Notable Women in the Bible
Two weeks ago I encouraged you to have a Bible reading plan for the new year—and I felt a bit guilty for saying it. This wasn’t because I gave bad advice, but because I hadn’t yet figured out my own plan. I try to never tell someone to do something that I won’t or don’t do myself; yet I ran the risk of doing just that.
Each day I had asked God what my Bible reading should entail for next year and each day he was silent—or more likely I wasn’t listening close enough. Despite hearing nothing, I was confident I’d have my plan prior to January 1. Yet when I picked up my Bible on the first day of the new year, I still didn’t know what I was supposed to read.
So, I asked God, “New Testament or Old?”
He said “Old.”
Then I started listing the different sections: The Law of Moses, the historic books, the poetic books, the prophets. For each group, he said, “No.”
Then two specific books came to mind; I think it was God’s prompting. I asked, “Ruth or Esther?”
I heard, “Yes.”
Again I asked, “Ruth or Esther?”
Then the Holy Spirit began to clarify. My reading is to focus on the notable women in the Bible—and I’m delighted to do so. “Thank you, Jesus!”
So, I’ve already read Ruth and am on my second pass through Esther. Other names that come to mind are Deborah (the judge), Hannah (Samuel’s mom), Sarah (Abraham’s wife), Naomi (Ruth’s mother-in-law), Rebekah (Isaac’s wife), Rachel (one of Jacob’s wives), and Abigail (one of David’s wives). Then are the four women in the Bible honored by name in the family tree of Jesus: Tamar, Rahab, and Bathsheba, along with Ruth. There are also some not mentioned by name, such as Naaman’s servant girl and Jephthah’s daughter.
In the New Testament there is Mary (mother of Jesus), Mary Magdalene (from whom Jesus cast out demons), Anna (the woman in the temple who awaited Jesus’ birth), and Priscilla (wife of Aquila and friend of Paul).
This is just a start. Who else should I add to my list of women in the Bible?
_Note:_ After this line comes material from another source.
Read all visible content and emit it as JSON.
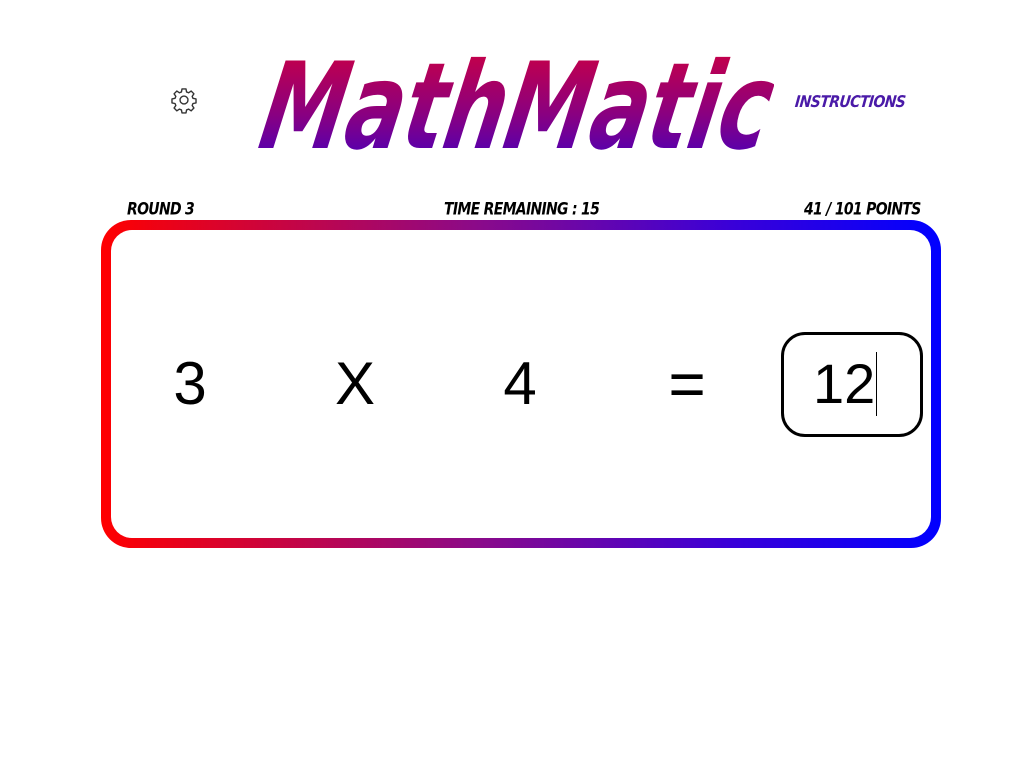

Peter DeHaan writes about biblical spirituality, often with a postmodern slant. He seeks a fresh approach to faith and following God through the lens of scripture, without the baggage of made-up traditions and meaningless practices. Read more in his books, blog, and weekly email updates.